Composite testing

The sound absorption properties of the composites were assessed using a locally fabricated and calibrated two-microphone transfer-function method according to ASTM E1050-10 (2012), as shown in Fig. 2. This setup was employed to measure different acoustical parameters in the range of 500 to 6000 Hz. A loudspeaker was placed as a sound source at one end of the tube, and the test material was placed at the opposite end to measure the sound absorption properties. An impedance tube is a rigid, straight and smooth cylindrical pipe composed of two sections or tubes, a transmitting, and a receiving tube to test a material’s acoustic absorption coefficient (α) by producing a sound wave incident on the material being tested; the difference between the incident and reflected wave is then measured. Based on Muehleisen (2005), the two-microphone method measures the magnitude and phase difference of the pressure reflection coefficients that are used to measure the sound absorption coefficients of composites.

The TGA was performed on a TA-60WS workstation analyser (Shimadzu Corp.; Kyoto, Japan) at a heating rate of 10 °C/min. Specimens were examined under flowing nitrogen (80 mL/min) over a temperature range of 30 to 900 °C. According to Monteiro et al.(2012), thermal analysis studies of composites are important to understand the relationships between the structural properties and the production of composite materials, especially in the wide field of applications based on reinforced fibre composites. The morphological studies of the chemically treated luffa fibres were observed using a JEOL JSM-6390LA SEM (Tokyo Japan) with a field emission gun and an accelerating voltage of 5 kV to collect images of the surface of composites.

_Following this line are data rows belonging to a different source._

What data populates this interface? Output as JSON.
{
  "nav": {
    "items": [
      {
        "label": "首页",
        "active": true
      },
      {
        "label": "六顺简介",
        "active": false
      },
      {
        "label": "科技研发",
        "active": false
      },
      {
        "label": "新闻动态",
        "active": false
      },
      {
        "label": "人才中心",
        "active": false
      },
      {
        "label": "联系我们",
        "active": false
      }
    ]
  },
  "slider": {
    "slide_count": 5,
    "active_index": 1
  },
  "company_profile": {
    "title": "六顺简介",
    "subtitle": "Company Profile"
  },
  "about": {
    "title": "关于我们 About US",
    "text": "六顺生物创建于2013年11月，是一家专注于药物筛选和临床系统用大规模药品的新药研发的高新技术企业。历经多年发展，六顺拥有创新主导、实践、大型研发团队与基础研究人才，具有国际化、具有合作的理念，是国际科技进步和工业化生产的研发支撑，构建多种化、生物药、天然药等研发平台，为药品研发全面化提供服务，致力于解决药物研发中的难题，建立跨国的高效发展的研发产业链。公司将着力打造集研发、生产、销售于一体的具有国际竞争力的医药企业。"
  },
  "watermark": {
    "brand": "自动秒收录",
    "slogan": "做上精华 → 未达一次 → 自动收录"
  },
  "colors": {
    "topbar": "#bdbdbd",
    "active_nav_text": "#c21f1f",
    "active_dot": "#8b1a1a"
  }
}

The test specimens were sliced and mounted on aluminum stubs with double sided adhesive tape and sputter coated with gold for 5 min to a thickness of approximately 10 nm under 0.1 torr and 18 mA to make the sample conductive. Micrographs were recorded at different magnifications to ensure clear images. The FTIR spectroscopy was performed on a Shimadzu FTIR-8101 spectrometer in the range from 4000 cm-1 to 400 cm-1. The FTIR was used to collect and understand the functional groups of the composite materials. Tensile testing was performed with a LS-28011-50 Universal Testing Machine (T-machine Technology Co., LTD, Taiwan) using ASTM D638 – 10 (2012) as the control specimen.

Fabrication of two-microphone impedance tube

To fabricate the two-microphone transfer function impedance tube, all of the criteria mentioned in ASTM E1050-10 (2012) were used as a standard reference. Calculations were performed to ensure the equipment had a working frequency from 500 to 6000 Hz. According to ASTM E1050-10 (2012), to maintain the plane wave propagation, the frequency upper limit is defined in Eq. 1,

 (1)

where fu is the upper frequency limit (Hz), c is the speed of sound in the tube (m/s), d is the diameter of the tube (m), and K is a constant with a value of 0.586. The spacing between the two microphones can be improved by creating a large gap; however, the microphone spacing must be smaller than the shortest half-wavelength needed. This can be determined with Eq. 2,

 (2)

where is the microphone spacing (m), c is the speed of sound (m/s), and fu is the upper frequency limit (Hz).